Work instruction
Nothing should appear in the answer except the lines from the one containing "Parse this screenshot: output" through the end of the records below, written out exactly.
##### Source data #####
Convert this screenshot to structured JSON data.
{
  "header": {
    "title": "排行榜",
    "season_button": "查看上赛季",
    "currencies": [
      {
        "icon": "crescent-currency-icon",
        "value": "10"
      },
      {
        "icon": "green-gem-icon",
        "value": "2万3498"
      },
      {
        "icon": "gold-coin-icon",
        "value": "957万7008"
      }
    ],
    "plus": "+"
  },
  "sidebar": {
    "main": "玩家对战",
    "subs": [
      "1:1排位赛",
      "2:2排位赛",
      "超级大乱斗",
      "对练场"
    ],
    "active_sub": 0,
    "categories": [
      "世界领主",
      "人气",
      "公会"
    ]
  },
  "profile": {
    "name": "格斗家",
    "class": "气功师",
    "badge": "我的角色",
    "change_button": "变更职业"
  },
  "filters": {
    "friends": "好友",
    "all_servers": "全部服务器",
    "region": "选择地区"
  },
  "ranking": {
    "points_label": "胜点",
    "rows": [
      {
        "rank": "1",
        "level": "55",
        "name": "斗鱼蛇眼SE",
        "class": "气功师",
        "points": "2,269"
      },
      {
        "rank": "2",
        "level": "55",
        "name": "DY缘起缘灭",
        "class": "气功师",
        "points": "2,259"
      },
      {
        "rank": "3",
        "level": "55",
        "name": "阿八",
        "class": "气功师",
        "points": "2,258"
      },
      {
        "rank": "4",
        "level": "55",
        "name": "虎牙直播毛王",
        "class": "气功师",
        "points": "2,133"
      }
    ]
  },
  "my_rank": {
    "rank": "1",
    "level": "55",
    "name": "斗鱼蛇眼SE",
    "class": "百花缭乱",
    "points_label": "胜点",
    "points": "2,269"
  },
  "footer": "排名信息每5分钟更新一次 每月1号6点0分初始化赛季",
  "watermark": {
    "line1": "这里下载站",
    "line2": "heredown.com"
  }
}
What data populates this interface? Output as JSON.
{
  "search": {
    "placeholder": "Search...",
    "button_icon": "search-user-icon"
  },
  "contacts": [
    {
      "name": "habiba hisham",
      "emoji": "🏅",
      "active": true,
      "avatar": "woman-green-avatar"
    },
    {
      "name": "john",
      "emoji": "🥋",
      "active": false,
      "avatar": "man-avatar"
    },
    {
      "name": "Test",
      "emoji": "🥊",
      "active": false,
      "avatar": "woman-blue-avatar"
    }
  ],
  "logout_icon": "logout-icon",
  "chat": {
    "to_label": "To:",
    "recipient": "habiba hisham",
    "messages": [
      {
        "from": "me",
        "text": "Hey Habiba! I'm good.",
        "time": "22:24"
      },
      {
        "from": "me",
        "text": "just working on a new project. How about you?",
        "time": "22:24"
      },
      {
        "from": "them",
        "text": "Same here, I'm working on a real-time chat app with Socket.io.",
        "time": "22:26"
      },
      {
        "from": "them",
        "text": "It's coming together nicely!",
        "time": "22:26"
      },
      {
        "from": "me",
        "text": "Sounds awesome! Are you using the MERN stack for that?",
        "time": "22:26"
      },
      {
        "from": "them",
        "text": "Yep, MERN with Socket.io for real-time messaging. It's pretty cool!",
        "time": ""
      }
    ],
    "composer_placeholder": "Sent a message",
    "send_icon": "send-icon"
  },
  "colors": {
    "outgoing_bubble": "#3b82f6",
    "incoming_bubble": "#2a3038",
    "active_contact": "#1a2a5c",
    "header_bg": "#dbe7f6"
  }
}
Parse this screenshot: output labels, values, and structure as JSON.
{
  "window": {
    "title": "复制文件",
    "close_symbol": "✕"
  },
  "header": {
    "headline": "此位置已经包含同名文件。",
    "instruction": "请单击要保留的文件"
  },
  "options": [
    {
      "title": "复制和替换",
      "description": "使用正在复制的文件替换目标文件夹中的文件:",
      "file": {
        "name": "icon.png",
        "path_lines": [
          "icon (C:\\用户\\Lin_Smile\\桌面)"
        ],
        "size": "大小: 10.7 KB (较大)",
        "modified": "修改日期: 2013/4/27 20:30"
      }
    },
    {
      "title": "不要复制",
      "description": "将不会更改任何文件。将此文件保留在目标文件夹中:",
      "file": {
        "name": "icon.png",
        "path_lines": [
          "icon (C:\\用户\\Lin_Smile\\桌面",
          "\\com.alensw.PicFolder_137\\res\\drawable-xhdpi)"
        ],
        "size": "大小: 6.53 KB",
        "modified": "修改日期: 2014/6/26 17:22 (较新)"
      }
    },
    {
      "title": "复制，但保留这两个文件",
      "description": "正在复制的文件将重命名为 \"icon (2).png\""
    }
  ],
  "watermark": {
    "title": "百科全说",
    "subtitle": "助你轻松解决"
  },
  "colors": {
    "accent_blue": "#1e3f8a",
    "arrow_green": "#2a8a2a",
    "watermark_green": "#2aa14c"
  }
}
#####
Written reply
Parse this screenshot: output labels, values, and structure as JSON.
{
  "window": {
    "title": "复制文件",
    "close_symbol": "✕"
  },
  "header": {
    "headline": "此位置已经包含同名文件。",
    "instruction": "请单击要保留的文件"
  },
  "options": [
    {
      "title": "复制和替换",
      "description": "使用正在复制的文件替换目标文件夹中的文件:",
      "file": {
        "name": "icon.png",
        "path_lines": [
          "icon (C:\\用户\\Lin_Smile\\桌面)"
        ],
        "size": "大小: 10.7 KB (较大)",
        "modified": "修改日期: 2013/4/27 20:30"
      }
    },
    {
      "title": "不要复制",
      "description": "将不会更改任何文件。将此文件保留在目标文件夹中:",
      "file": {
        "name": "icon.png",
        "path_lines": [
          "icon (C:\\用户\\Lin_Smile\\桌面",
          "\\com.alensw.PicFolder_137\\res\\drawable-xhdpi)"
        ],
        "size": "大小: 6.53 KB",
        "modified": "修改日期: 2014/6/26 17:22 (较新)"
      }
    },
    {
      "title": "复制，但保留这两个文件",
      "description": "正在复制的文件将重命名为 \"icon (2).png\""
    }
  ],
  "watermark": {
    "title": "百科全说",
    "subtitle": "助你轻松解决"
  },
  "colors": {
    "accent_blue": "#1e3f8a",
    "arrow_green": "#2a8a2a",
    "watermark_green": "#2aa14c"
  }
}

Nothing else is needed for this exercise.